His bill is unlikely to receive any serious consideration, as Republicans control both chambers of Congress. 

Business Insider first reported on Polis's plans to introduce the bill.

Democrats have been transparent about their desire to undo the Republican tax cuts and redirect the funds elsewhere.

On Tuesday, Senate Minority Leader Charles SchumerCharles (Chuck) Ellis SchumerNYT: Don't make Acosta a political martyr Charities say they never received donations touted by Jeffrey Epstein: report Schumer to donate Epstein campaign contributions to groups fighting sexual violence MORE (D-N.Y.) and House Minority Leader Nancy PelosiNancy PelosiHouse Democrat pushes for censuring Trump in closed-door meeting Trump: I don't have a racist bone in my body Ocasio-Cortez responds to fresh criticism from Trump MORE (D-Calif.) announced a proposal that would eliminate a tax cut for the top 1 percent of earners and use the new revenue to invest in raises for teachers. 

Republicans passed last year’s tax-cut legislation without a single Democratic vote. Democrats argued the bill disproportionately helped wealthy individuals and corporations. 

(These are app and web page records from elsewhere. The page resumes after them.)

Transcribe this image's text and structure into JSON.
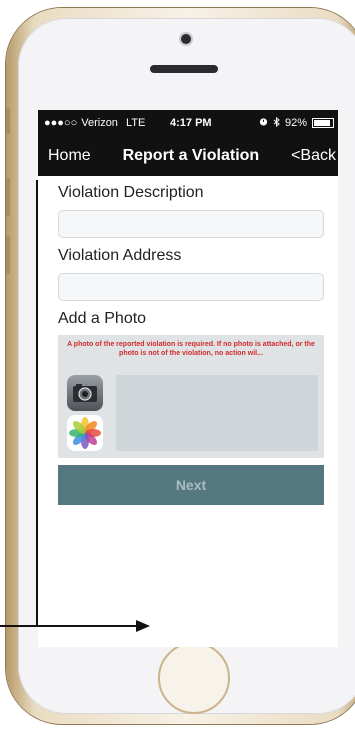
{
  "status_bar": {
    "signal": "●●●○○",
    "carrier": "Verizon",
    "network": "LTE",
    "time": "4:17 PM",
    "alarm_icon": "alarm-clock-icon",
    "bluetooth_icon": "bluetooth-icon",
    "battery": "92%"
  },
  "nav": {
    "home_label": "Home",
    "title": "Report a Violation",
    "back_label": "<Back"
  },
  "form": {
    "description_label": "Violation Description",
    "description_value": "",
    "address_label": "Violation Address",
    "address_value": "",
    "photo_label": "Add a Photo",
    "photo_note": "A photo of the reported violation is required. If no photo is attached, or the photo is not of the violation, no action wil...",
    "camera_icon": "camera-icon",
    "gallery_icon": "photos-icon",
    "next_label": "Next"
  },
  "colors": {
    "nav_bg": "#111111",
    "note_red": "#d22b2b",
    "next_bg": "#55777f",
    "panel_bg": "#dfe3e5"
  }
}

Republicans, meanwhile, have seized on Democrats’ pledge to reverse the tax cuts ahead of this year’s midterms, warning voters that they could lose their tax cut if Democrats retake control of Congress.  

--Naomi Jagoda contributed